delivered, immobile - so the heavy packages had to be
manhandled with difficulty into the back garden.
After opening the boxes, all the
contents were in good order and clearly very good quality. Unlike
many flat packs, there is no list of contents but you can look
through the instruction booklet to get an idea of what should be
there and everything seemed to be present. One criticism though would
be the huge amount of plastic wrapping which couldn't be recycled and consequently ended up in the bin.
There are no written instructions but
the drawings are quite clear. Sometimes you need to have a
particular mind set to understand even simple diagrams, a little patience also usually comes in handy, but I found them easy
enough to follow with only the occasional need for a head scratching tea break.
Much of the hen house is prefabricated
and there are less parts than I imagined which makes assembly quicker
and easier. It would help if the parts were numbered but finding the
correct one is not difficult if you take the trouble to lay them out and they can be quickly fixed firmly
into place with the 2” screws that are provided.
Although the individual parts aren't
excessively heavy and pilot holes are drilled, assembly is definitely
a two person job. The front and rear are unwieldy due to their shape
and having someone to ensure everything is perfectly square and holding the
parts tight while they are screwed together is essential.
The hen house quickly took shape,
first the sides and floor, then the ends are secured followed by the roof. The only major problem was fitting the hinged nesting
box top which, if the screws were correctly positioned, would not

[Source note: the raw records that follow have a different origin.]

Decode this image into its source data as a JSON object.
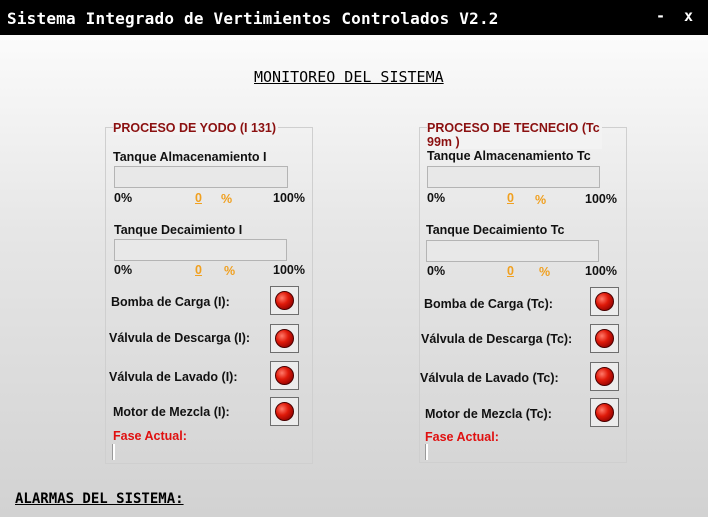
{
  "window": {
    "title": "Sistema Integrado de Vertimientos Controlados V2.2",
    "minimize": "-",
    "close": "x"
  },
  "main_title": "MONITOREO DEL SISTEMA",
  "alarms_title": "ALARMAS DEL SISTEMA:",
  "colors": {
    "titlebar": "#000000",
    "group_title": "#8b1010",
    "percent": "#f0a020",
    "phase": "#e01010",
    "led": "#e01a0a"
  },
  "process_iodine": {
    "title": "PROCESO DE YODO (I 131)",
    "storage_tank": {
      "label": "Tanque Almacenamiento I",
      "min": "0%",
      "value": "0",
      "unit": "%",
      "max": "100%",
      "level": 0
    },
    "decay_tank": {
      "label": "Tanque Decaimiento I",
      "min": "0%",
      "value": "0",
      "unit": "%",
      "max": "100%",
      "level": 0
    },
    "indicators": [
      {
        "label": "Bomba de Carga (I):",
        "state": "red"
      },
      {
        "label": "Válvula de Descarga (I):",
        "state": "red"
      },
      {
        "label": "Válvula de Lavado (I):",
        "state": "red"
      },
      {
        "label": "Motor de Mezcla  (I):",
        "state": "red"
      }
    ],
    "phase_label": "Fase Actual:"
  },
  "process_technetium": {
    "title_line1": "PROCESO DE TECNECIO (Tc",
    "title_line2": "99m )",
    "storage_tank": {
      "label": "Tanque Almacenamiento Tc",
      "min": "0%",
      "value": "0",
      "unit": "%",
      "max": "100%",
      "level": 0
    },
    "decay_tank": {
      "label": "Tanque Decaimiento Tc",
      "min": "0%",
      "value": "0",
      "unit": "%",
      "max": "100%",
      "level": 0
    },
    "indicators": [
      {
        "label": "Bomba de Carga (Tc):",
        "state": "red"
      },
      {
        "label": "Válvula de Descarga (Tc):",
        "state": "red"
      },
      {
        "label": "Válvula de Lavado (Tc):",
        "state": "red"
      },
      {
        "label": "Motor de Mezcla  (Tc):",
        "state": "red"
      }
    ],
    "phase_label": "Fase Actual:"
  }
}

open. This might be a manufacturing or design fault, or perhaps our
incompetence, but was solved by only using one screw and it now opens
Overall, assembly was uncomplicated, and all you need is a screwdriver. Most of
the pieces fitted together without too much effort, the weather
resistant tongue & groove timber is excellent quality (14mm
thick), the panel flooring is strong (9mm) and there's a drop down
predator resistant pop hole. Roofing felt can encourage pests, so I was pleased to see that this wasn't required as the pitched roof will very effectively deflect any rainfall.
A perch is included and the hen house's
traditional appearance is pleasing to the eye. Chickens are hard to
read but I would say that after an initial settling in period they
will find their new house to be a spacious residence that is sturdily
built, well appointed and takes only a couple of hours to assemble.